Geography is destiny. Canada has lived this truth through the years, but most notably perhaps, these past three years. Since the renegotiation of NAFTA was announced, the focus of the Canadian corporate world has been on holding the North American market together. While the new and improved NAFTA 2.0 has been signed by all three partners, it has yet to be ratified. The U.S remains in the throes of some of the most partisan political fights in its history and the chances that this renegotiated renegotiation falls flat in the Senate persist. 

House Speaker Nancy Pelosi made a calculated political decision to announce both the impeachment charges and the agreement on the trade deal on the same day. It mollified her caucus and provided “purple district” members of Congress some good news to soften the blow of impeachment. But the Senate does not share her political concerns—only one third of the Senate is up for re-election in 2020. That one third includes Senate Majority Leader Mitch McConnell and Trump supporter Lindsey Graham. They may choose to punish Pelosi for her timing by ragging the puck on the trade agreement and blaming impeachment for the delay.

All that said, agreements mean nothing if one partner is not acting in good faith. President Trump has proven repeatedly that if he wants more tariffs, he will go after more tariffs and international norms and rules are meaningless. He has also used Twitter to impact business and international trade in unreasonable fashion—something that no trade deal will mitigate. 

Simply put, the uncertainty of American trade actions will persist for the immediate future. Meanwhile, Canada continues to suffer from punitive trade actions by China that are political in nature. Expectations that the American president could be helpful with China have so far come up short, and Canada should expect that trend to continue.


The Prime Minister’s comments about Donald Trump’s behaviour during a reception for NATO leaders in December became a viral sensation.
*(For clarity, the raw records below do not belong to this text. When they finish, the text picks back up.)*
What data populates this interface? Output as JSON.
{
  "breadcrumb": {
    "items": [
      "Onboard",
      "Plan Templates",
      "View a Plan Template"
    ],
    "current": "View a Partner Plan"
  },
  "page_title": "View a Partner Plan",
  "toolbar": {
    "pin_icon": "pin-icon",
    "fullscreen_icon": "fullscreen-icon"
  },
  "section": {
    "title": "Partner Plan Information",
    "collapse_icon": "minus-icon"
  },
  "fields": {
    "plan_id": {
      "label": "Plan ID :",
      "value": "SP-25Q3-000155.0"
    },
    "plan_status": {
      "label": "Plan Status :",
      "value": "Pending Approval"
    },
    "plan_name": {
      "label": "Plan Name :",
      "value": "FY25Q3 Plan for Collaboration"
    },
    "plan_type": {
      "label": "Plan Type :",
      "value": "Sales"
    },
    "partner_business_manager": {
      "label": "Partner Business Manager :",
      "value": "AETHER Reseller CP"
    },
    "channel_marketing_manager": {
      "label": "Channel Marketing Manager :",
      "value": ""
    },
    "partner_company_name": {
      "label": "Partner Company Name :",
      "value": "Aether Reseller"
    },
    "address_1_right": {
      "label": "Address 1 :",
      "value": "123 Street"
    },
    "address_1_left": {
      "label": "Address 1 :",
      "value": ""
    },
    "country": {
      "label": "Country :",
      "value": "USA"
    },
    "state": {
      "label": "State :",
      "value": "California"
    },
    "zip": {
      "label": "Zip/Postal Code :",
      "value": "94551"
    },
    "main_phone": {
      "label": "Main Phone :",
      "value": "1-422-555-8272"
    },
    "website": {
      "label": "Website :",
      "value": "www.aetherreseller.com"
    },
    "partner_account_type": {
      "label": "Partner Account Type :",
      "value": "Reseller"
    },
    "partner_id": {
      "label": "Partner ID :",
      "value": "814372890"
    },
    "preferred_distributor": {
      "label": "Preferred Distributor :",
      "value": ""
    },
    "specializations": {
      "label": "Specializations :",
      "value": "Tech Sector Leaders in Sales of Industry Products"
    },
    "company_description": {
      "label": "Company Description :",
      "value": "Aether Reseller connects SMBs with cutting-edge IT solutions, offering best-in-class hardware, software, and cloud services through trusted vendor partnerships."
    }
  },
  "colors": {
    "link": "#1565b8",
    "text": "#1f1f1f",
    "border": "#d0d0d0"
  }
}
In the rest of the world, the story was that world leaders also see how rude and boorish the U.S. president can be, but in Canada, the story was politicized as another lapse in judgment by a naïve Prime Minister. 

The former is the right story. President Trump showed no respect or courtesy for the other 28 NATO leaders and has appeared to have missed the briefing note where the consensus model for NATO was explained. 

Canada Needs More Canada:

Canada just emerged from what is generally thought to be one of the nastiest election campaigns in its history. The divisiveness that characterized 2019 is often thought of as an American export. Regardless of origin, it is toxic. The Westminster system as it is practised in Canada might be the antidote, with the strong minority Liberal government required to work collaboratively with other parties in order to move legislation.

The incumbent Liberals recalibrated over the past four years in order to both manage and minimize the relationship between Canada and the United States. The further divided America becomes, the more Canada moves closer to other allies. The Comprehensive Economic and Trade Agreement with the European Union and the Comprehensive and Progressive Agreement for Trans-Pacific Partnership both facilitate trade diversification and the cultivation of new strategic partnerships.

Canada’s global value is far more than neighbour to the United States, and as it participates in reform of the World Trade Organization and re-fortifies itself in other multilateral fora, the predictable support that Americans have taken for granted will be embraced by others. 

As politicians headed back to their ridings for the holidays, fresh on the heels of a revised NAFTA and with their partner heading into a grueling impeachment battle, Canadians should have felt confident. Their government believes it still works for them. That’s something Americans no longer take for granted, but that quiet Canadian certainty will do the world good.  

Contributing Writer Sarah Goldfeder, a principal with the Earnscliffe Strategy Group in Ottawa, has served as a special assistant to two former U.S. ambassadors to Canada and was previously a career officer at the U.S. State Department.